RECORDS FOR THE EXERCISE:
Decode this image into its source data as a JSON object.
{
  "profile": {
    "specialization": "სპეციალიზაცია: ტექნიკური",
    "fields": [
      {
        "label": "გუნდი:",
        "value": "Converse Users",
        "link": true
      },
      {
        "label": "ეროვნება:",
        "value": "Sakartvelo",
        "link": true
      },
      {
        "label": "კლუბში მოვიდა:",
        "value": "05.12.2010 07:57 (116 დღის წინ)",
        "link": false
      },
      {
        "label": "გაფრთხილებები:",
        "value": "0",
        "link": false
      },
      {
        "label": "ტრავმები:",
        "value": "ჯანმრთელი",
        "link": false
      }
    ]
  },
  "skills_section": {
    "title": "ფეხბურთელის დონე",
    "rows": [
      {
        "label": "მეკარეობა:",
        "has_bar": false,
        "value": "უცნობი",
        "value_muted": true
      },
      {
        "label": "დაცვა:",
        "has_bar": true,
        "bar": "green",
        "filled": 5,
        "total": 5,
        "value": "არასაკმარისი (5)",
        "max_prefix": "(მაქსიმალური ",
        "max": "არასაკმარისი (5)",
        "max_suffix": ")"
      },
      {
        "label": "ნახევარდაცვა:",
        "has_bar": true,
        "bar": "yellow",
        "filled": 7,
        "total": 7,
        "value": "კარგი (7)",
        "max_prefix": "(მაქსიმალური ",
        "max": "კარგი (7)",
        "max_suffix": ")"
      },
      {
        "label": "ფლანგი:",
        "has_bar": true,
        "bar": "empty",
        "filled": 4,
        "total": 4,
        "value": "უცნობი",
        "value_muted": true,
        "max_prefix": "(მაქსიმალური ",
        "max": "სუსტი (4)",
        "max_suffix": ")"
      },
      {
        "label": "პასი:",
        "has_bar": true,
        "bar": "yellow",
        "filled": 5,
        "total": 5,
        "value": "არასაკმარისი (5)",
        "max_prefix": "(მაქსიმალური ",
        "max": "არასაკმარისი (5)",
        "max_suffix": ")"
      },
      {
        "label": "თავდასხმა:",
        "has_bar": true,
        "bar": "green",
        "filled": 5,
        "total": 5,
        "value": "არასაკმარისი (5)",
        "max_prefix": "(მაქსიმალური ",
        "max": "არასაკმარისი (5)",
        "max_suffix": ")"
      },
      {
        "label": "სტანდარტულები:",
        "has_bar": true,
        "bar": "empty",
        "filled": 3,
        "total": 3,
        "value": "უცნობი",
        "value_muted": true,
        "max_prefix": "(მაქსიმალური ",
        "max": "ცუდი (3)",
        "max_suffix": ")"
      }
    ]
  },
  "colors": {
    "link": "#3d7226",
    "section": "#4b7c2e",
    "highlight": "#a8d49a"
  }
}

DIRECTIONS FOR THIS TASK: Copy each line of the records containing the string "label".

RESPONSE BOX:
        "label": "გუნდი:",
        "label": "ეროვნება:",
        "label": "კლუბში მოვიდა:",
        "label": "გაფრთხილებები:",
        "label": "ტრავმები:",
        "label": "მეკარეობა:",
        "label": "დაცვა:",
        "label": "ნახევარდაცვა:",
        "label": "ფლანგი:",
        "label": "პასი:",
        "label": "თავდასხმა:",
        "label": "სტანდარტულები:",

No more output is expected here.